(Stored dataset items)
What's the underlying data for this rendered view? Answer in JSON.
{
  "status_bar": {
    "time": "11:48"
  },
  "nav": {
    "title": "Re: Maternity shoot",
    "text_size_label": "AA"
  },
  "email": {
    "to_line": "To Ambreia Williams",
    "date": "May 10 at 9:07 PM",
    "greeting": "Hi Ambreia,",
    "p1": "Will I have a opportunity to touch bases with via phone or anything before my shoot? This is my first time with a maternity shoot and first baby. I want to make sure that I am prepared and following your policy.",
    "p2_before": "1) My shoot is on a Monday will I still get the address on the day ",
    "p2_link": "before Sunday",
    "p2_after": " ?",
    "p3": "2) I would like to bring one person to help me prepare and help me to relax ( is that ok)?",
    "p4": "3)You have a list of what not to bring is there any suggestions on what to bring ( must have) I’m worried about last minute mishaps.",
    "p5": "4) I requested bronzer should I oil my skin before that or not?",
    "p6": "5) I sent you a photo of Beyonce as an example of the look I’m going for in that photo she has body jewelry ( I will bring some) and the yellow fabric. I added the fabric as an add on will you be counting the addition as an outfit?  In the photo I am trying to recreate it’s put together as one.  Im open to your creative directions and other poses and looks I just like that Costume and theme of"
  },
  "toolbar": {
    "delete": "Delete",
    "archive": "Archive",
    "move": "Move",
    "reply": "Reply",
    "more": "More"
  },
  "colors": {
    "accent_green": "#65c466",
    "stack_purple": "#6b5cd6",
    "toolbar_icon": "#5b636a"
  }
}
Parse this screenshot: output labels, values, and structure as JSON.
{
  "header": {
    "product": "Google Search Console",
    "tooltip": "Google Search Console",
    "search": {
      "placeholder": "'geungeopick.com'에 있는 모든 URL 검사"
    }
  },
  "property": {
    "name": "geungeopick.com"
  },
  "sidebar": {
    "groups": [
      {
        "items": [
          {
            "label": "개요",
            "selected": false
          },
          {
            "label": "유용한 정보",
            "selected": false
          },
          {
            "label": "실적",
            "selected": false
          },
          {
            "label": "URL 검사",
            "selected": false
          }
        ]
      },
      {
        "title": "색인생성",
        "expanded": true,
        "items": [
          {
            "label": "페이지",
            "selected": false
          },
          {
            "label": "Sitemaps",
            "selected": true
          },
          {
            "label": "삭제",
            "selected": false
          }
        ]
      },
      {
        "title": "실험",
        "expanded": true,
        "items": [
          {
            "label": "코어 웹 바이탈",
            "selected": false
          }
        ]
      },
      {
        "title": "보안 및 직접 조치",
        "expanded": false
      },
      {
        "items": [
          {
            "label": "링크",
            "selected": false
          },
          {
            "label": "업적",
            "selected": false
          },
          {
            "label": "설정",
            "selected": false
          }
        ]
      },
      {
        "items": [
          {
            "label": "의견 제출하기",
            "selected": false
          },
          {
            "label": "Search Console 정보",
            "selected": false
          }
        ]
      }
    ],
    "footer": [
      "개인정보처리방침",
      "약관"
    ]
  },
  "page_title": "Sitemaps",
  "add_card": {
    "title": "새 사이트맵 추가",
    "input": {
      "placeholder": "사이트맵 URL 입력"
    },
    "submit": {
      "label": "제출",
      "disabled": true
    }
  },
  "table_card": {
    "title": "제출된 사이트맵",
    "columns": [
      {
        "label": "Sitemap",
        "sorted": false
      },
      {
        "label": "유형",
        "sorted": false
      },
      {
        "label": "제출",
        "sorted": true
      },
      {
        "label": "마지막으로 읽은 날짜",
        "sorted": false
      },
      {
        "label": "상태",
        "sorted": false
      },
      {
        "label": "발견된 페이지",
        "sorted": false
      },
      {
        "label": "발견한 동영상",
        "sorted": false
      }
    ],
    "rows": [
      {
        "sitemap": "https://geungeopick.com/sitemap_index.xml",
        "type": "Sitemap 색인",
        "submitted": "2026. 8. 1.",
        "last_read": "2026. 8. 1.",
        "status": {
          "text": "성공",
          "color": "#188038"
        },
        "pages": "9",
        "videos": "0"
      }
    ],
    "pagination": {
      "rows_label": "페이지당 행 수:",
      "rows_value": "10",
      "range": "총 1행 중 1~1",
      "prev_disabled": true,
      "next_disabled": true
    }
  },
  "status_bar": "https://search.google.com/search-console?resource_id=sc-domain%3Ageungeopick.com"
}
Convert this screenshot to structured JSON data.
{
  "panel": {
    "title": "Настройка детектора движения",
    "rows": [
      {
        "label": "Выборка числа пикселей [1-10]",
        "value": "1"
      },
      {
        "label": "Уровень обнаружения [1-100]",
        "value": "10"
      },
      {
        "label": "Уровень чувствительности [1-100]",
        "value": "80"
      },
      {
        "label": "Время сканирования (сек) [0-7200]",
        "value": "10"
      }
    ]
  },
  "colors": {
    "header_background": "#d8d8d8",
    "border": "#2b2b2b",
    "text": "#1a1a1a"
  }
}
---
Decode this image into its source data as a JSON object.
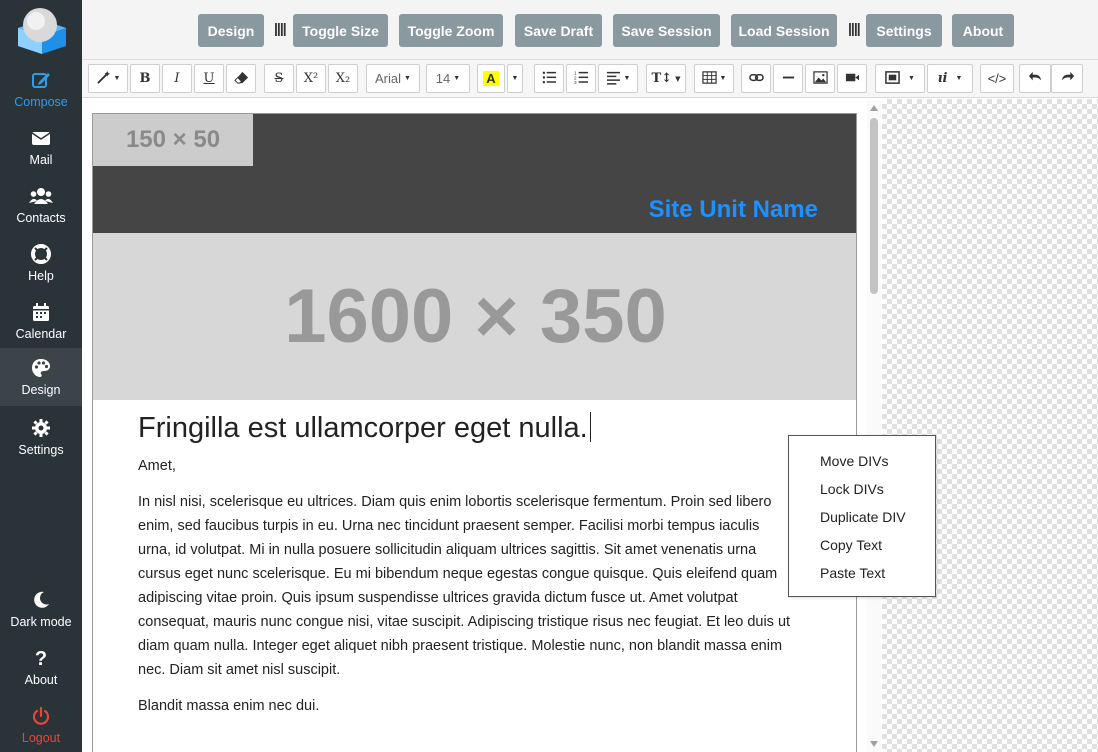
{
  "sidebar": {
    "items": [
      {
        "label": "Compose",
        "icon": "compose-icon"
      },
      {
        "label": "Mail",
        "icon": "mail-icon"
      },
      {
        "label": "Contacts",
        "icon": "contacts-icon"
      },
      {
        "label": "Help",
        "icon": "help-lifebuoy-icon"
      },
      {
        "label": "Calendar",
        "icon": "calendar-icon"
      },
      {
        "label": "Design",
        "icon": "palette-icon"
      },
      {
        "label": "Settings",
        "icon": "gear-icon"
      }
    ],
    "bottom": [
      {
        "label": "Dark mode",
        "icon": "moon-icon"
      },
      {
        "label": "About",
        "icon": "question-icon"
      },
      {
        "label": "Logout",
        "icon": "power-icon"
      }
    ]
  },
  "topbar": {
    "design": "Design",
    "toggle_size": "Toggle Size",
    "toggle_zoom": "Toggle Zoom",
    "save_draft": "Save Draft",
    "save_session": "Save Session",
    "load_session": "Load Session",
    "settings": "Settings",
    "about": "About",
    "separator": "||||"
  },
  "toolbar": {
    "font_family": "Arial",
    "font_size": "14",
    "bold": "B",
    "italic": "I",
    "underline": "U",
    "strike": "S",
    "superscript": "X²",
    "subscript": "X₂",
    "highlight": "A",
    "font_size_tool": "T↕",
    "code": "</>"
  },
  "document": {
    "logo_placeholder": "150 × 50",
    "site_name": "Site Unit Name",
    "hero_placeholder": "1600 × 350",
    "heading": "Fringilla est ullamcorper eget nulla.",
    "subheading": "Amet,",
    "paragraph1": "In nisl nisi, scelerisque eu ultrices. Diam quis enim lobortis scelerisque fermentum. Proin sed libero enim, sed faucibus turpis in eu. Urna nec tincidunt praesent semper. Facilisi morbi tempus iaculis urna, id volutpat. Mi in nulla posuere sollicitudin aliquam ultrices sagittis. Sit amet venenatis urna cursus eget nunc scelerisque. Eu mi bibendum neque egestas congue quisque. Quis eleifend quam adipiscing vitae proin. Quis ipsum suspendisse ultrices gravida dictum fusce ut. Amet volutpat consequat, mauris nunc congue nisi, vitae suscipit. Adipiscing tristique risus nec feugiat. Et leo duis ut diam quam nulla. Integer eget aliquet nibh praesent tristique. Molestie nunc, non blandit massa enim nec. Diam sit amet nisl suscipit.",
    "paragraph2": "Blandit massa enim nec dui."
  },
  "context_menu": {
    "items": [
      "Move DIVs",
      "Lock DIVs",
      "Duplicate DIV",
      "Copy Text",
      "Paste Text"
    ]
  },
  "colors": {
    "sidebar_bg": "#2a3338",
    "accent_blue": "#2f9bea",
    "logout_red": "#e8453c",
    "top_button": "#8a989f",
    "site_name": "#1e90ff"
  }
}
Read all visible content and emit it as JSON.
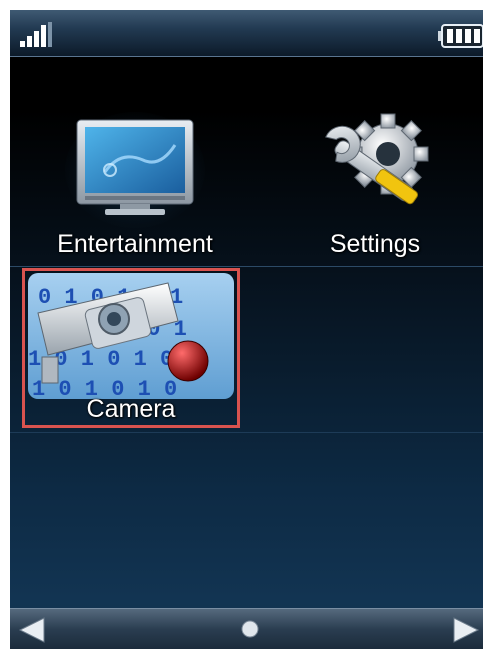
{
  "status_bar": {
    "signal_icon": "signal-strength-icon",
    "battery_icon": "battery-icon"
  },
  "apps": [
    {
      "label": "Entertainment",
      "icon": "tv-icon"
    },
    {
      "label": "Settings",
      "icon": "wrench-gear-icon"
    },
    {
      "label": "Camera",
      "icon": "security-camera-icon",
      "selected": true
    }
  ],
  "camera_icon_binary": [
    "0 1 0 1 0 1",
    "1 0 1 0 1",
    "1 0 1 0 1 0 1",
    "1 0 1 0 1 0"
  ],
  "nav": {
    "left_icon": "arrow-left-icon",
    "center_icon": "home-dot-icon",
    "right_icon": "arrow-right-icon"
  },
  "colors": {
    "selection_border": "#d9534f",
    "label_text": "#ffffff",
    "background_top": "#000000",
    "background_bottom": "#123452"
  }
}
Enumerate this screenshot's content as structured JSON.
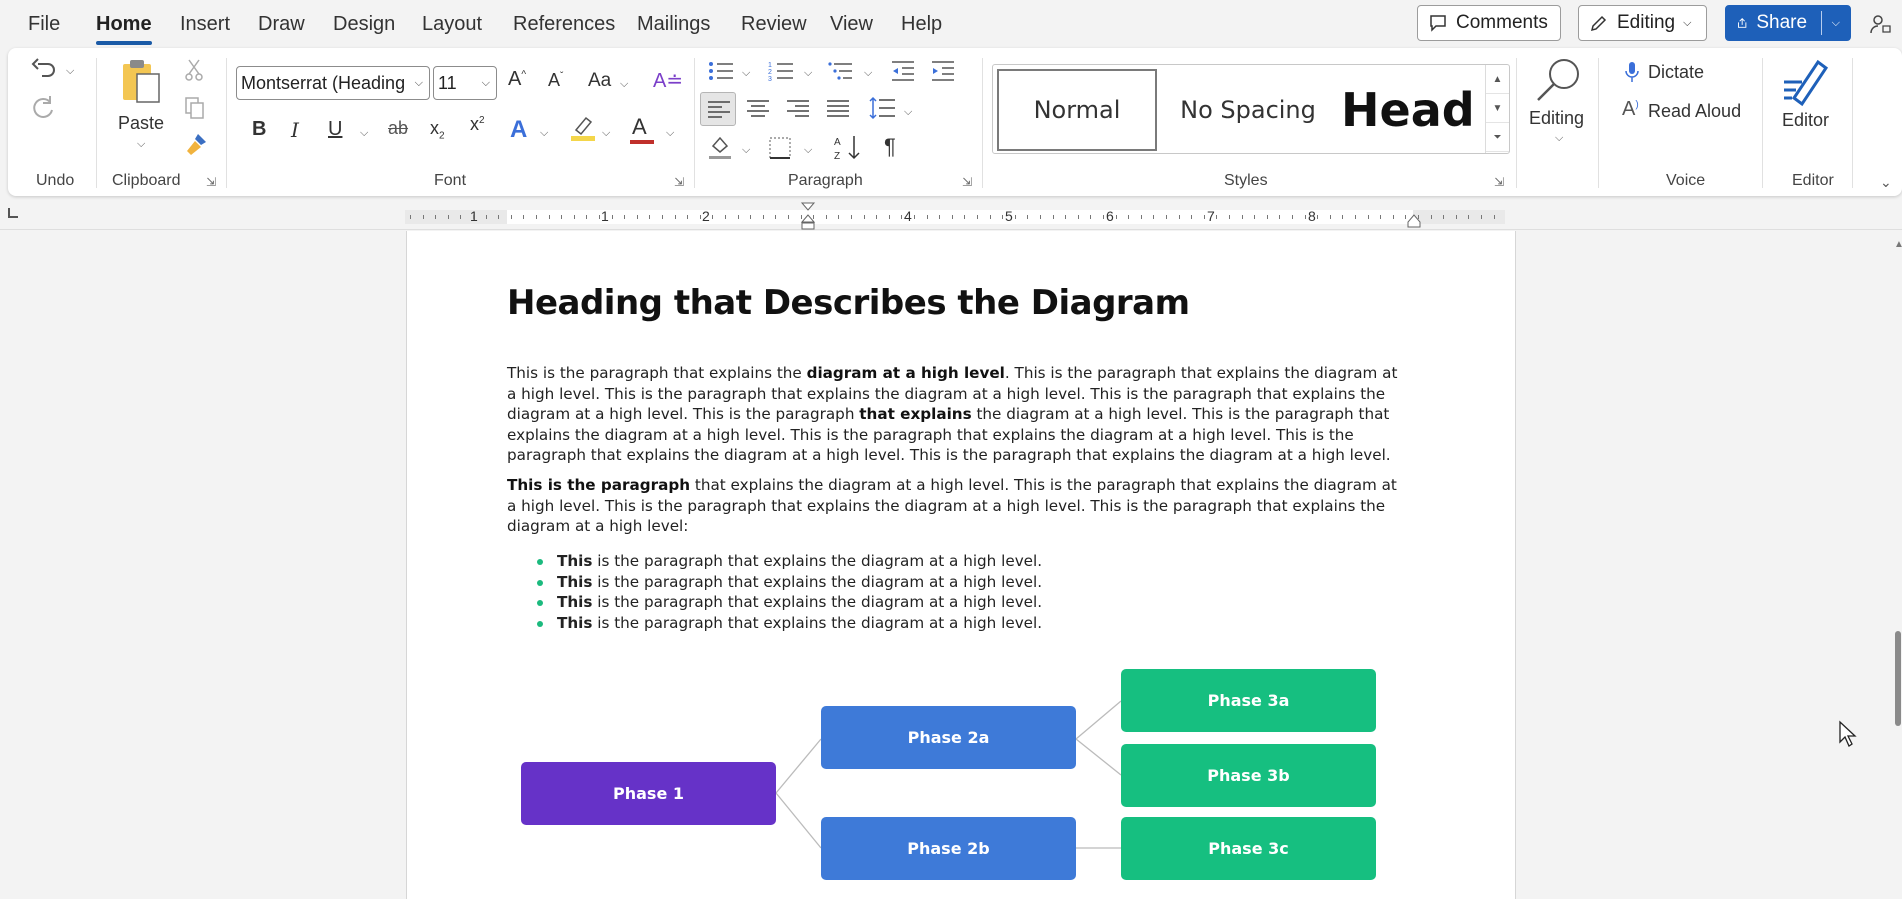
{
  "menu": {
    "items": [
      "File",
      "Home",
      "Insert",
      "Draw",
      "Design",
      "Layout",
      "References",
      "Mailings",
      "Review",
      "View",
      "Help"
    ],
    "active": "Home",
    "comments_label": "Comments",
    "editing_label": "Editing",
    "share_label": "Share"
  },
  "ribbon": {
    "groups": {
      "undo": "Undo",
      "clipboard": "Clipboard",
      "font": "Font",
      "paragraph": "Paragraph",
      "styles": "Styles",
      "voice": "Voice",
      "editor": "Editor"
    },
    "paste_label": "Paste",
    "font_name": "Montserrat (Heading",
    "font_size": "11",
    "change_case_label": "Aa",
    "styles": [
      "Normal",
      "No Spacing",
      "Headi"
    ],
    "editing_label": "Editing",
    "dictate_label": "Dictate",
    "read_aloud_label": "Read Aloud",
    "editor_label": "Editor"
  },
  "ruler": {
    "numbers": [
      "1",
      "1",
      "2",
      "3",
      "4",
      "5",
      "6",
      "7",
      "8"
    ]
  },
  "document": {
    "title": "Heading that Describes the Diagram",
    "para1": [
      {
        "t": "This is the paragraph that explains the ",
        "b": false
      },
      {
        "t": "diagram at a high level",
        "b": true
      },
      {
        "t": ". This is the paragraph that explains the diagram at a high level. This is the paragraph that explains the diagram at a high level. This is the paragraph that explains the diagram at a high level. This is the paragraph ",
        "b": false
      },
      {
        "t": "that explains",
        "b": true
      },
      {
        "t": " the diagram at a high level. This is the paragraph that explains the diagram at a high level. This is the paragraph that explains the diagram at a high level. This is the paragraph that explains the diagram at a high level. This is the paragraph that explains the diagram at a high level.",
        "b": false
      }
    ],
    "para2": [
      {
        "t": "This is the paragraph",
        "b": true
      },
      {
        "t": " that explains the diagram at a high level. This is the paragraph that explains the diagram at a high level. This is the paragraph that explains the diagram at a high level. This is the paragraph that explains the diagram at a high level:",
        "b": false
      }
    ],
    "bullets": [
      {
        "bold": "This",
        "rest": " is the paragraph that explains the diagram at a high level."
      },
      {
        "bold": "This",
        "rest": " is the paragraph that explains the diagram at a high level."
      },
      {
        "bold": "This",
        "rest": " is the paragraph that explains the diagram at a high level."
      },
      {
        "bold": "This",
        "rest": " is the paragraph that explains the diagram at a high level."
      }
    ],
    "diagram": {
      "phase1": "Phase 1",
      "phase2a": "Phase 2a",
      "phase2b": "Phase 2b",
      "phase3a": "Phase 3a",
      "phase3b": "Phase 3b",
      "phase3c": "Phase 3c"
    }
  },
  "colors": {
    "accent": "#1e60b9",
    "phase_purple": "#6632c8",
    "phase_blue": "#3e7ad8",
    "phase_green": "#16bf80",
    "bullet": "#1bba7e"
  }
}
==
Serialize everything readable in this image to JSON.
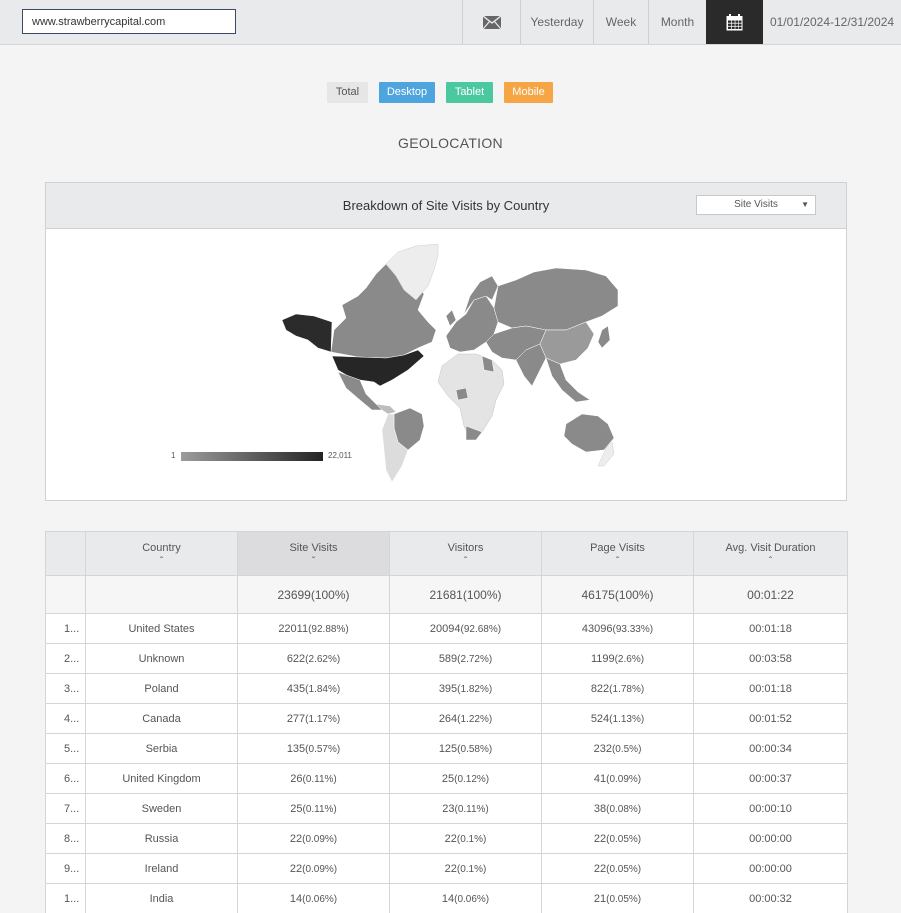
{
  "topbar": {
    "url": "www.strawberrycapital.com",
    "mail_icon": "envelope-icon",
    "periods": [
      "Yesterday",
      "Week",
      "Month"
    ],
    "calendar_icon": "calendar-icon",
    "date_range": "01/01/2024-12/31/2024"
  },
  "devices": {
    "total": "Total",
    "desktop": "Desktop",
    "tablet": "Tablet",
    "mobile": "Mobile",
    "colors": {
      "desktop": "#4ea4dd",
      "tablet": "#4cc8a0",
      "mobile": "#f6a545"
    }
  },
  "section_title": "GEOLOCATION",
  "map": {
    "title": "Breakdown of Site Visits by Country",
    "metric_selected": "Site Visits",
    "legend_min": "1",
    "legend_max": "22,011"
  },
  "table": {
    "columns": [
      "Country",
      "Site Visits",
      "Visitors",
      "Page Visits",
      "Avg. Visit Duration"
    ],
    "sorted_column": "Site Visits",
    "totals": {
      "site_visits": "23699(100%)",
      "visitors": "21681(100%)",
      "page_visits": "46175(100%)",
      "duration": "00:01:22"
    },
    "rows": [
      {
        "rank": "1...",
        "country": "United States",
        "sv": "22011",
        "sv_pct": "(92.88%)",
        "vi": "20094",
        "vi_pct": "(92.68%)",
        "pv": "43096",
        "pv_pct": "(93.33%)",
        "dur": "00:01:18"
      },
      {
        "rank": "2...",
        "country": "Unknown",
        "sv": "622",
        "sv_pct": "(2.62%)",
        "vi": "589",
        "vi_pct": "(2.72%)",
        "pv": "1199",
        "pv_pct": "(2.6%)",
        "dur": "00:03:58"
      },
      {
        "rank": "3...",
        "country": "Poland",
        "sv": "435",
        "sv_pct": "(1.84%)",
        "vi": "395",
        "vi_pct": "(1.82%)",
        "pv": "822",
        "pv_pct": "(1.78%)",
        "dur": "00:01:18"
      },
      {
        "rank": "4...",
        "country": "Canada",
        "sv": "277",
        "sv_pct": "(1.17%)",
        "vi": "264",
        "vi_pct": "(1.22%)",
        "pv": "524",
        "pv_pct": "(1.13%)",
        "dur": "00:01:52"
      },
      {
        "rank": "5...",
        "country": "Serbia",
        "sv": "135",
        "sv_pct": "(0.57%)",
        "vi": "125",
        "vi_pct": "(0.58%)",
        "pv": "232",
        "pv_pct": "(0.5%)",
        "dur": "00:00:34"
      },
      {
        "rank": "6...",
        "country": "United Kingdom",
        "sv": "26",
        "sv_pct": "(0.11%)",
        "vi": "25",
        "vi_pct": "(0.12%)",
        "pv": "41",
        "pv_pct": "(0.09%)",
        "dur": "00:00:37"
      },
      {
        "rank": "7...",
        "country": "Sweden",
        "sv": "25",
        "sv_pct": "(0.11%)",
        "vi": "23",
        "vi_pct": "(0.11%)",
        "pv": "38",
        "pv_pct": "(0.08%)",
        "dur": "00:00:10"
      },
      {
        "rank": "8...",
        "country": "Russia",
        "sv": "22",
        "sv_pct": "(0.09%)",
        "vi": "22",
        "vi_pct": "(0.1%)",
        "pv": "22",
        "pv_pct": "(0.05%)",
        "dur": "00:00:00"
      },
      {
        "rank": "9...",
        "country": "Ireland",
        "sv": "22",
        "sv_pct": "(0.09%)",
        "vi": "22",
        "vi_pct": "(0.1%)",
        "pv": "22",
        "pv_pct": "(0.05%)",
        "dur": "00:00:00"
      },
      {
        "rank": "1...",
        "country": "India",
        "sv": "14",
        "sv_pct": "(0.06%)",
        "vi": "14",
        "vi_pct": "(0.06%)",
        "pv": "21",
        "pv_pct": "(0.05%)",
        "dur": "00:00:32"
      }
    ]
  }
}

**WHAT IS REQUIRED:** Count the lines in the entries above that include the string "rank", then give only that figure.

**YOUR SOLUTION:** 10